"""

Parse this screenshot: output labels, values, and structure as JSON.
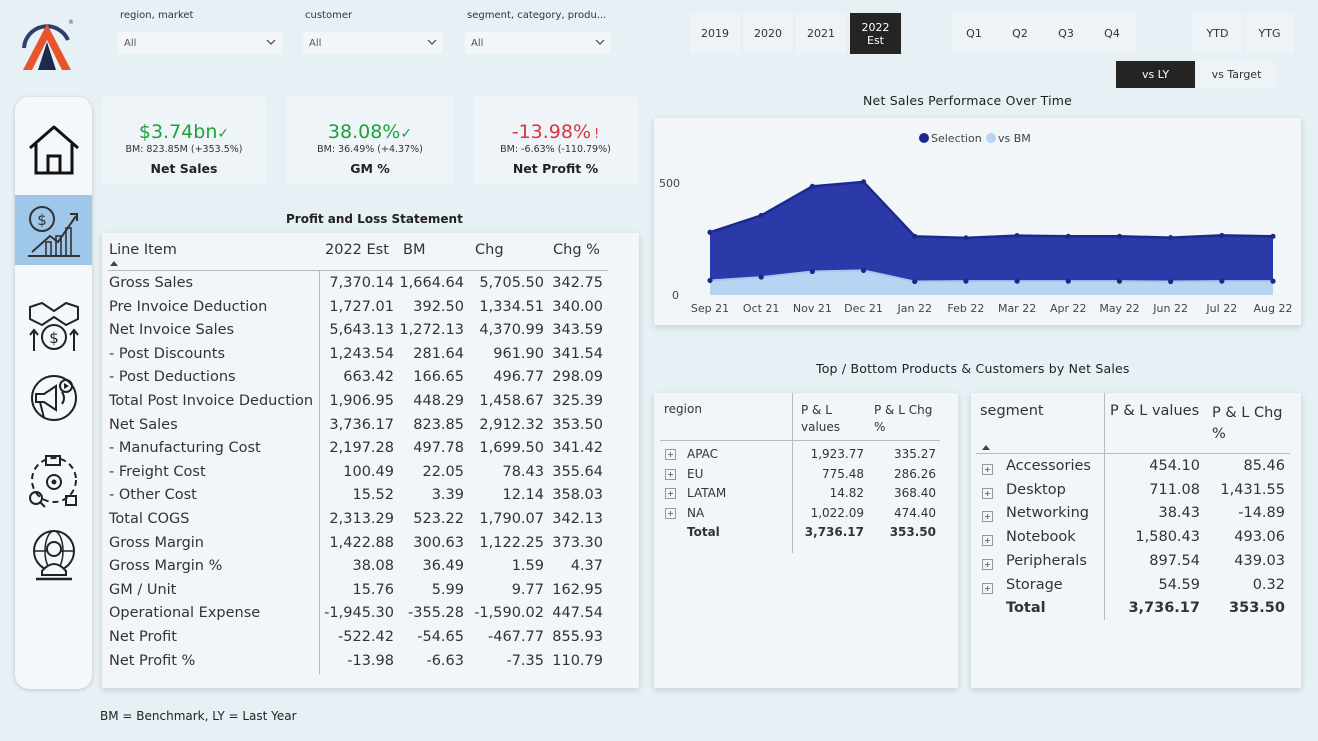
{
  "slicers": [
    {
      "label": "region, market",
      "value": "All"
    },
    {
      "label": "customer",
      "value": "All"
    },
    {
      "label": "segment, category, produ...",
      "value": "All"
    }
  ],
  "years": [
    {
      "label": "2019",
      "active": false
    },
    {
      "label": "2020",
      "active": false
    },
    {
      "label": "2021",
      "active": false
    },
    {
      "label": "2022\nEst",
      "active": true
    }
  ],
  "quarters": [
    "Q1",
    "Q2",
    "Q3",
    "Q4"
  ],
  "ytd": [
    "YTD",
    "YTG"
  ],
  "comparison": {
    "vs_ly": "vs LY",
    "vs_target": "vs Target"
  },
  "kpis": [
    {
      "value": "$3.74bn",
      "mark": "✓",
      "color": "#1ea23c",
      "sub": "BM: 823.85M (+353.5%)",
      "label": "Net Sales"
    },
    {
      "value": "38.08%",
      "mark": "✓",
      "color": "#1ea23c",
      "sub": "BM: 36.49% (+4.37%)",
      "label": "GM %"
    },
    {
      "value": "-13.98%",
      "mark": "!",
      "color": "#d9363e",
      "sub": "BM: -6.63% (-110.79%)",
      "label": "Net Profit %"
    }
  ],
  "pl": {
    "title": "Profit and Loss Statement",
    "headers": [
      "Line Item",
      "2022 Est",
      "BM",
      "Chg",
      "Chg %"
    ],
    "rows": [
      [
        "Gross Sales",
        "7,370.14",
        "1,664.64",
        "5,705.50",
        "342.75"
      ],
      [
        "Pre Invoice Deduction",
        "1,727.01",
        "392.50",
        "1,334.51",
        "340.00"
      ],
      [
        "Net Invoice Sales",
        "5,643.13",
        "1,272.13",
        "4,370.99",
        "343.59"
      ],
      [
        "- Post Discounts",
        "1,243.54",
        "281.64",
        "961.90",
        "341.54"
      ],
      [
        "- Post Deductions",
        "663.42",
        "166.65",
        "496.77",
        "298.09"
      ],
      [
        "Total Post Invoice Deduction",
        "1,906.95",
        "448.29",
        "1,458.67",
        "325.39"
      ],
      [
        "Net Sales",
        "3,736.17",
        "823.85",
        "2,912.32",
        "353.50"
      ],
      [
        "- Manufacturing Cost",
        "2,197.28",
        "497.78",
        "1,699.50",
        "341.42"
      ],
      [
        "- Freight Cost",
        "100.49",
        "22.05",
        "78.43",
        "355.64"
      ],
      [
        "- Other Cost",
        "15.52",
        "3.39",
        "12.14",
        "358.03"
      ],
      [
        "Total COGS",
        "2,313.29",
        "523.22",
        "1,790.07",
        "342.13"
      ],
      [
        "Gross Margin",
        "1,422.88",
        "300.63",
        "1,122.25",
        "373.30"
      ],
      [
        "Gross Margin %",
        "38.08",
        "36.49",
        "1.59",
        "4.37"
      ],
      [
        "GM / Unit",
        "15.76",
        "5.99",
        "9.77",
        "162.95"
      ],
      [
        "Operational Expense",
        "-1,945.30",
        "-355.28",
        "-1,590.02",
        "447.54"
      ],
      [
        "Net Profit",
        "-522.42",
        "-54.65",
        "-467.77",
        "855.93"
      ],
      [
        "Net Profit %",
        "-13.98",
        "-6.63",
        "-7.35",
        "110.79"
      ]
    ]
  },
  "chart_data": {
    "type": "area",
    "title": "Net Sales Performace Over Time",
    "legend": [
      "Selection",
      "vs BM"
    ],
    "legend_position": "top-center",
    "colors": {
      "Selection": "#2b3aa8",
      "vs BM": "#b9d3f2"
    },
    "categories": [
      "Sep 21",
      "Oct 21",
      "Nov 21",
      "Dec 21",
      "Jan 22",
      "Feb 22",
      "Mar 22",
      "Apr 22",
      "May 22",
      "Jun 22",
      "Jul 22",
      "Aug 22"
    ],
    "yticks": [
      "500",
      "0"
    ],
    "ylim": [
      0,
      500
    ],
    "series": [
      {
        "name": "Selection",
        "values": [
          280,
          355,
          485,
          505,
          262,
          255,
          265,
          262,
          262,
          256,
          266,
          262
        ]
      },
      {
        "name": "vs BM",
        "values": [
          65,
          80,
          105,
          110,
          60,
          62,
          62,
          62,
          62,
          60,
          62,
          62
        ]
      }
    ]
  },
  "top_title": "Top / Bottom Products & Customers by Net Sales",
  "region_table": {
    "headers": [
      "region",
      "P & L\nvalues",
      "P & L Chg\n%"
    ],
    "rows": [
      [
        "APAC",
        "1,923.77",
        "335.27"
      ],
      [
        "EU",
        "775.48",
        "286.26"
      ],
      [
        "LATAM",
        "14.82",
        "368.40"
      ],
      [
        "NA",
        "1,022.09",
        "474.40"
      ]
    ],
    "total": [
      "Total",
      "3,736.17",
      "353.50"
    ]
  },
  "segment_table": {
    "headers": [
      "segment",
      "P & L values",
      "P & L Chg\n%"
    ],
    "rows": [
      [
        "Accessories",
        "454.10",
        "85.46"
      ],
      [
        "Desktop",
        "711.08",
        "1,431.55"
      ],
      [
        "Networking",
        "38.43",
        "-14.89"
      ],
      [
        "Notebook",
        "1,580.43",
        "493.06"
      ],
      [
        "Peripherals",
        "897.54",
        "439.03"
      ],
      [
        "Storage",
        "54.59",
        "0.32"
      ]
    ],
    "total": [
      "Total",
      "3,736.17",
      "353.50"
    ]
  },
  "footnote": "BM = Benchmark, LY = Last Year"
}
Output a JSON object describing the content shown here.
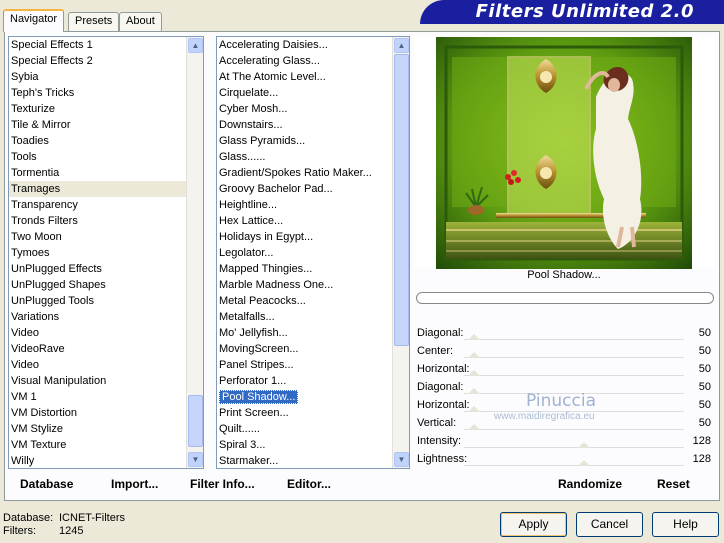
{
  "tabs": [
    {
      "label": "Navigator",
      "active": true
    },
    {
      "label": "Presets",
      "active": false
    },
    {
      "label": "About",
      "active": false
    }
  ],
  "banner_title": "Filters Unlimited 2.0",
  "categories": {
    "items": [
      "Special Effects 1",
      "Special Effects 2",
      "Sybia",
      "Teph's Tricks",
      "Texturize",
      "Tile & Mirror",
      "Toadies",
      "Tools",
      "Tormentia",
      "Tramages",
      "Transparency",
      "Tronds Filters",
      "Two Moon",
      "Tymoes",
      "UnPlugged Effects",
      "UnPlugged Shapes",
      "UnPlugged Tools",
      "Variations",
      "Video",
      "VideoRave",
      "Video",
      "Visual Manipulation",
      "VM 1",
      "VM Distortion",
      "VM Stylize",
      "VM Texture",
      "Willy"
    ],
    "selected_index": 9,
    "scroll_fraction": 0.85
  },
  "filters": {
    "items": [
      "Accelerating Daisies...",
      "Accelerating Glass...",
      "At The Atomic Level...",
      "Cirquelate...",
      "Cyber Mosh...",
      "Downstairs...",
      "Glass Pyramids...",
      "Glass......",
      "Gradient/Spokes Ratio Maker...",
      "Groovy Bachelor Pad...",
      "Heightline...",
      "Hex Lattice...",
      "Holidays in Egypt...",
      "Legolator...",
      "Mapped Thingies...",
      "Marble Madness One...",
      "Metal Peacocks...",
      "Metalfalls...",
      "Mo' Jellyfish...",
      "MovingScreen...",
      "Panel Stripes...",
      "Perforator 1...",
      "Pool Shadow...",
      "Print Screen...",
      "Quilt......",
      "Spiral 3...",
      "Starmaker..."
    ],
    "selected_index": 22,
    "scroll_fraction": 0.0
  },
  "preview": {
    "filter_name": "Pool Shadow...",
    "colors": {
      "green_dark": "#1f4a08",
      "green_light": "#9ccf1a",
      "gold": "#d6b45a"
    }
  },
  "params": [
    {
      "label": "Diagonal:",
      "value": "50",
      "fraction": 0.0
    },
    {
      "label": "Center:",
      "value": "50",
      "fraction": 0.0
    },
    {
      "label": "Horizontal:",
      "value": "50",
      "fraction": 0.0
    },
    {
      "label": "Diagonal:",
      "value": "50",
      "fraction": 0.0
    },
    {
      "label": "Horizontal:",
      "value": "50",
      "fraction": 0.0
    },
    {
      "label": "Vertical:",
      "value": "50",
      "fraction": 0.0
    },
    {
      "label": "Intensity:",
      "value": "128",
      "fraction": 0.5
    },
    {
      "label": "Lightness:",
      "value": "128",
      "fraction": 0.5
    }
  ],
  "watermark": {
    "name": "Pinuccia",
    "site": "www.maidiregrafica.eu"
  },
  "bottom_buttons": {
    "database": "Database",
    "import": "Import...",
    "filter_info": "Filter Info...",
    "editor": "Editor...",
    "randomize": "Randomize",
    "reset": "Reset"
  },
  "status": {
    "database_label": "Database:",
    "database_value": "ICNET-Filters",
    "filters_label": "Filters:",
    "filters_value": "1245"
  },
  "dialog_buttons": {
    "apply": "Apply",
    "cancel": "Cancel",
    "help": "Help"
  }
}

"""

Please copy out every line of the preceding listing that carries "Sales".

- [Solution]
      "label": "Net Sales"
        "Gross Sales",
        "Net Invoice Sales",
        "Net Sales",
    "title": "Net Sales Performace Over Time",
  "top_title": "Top / Bottom Products & Customers by Net Sales",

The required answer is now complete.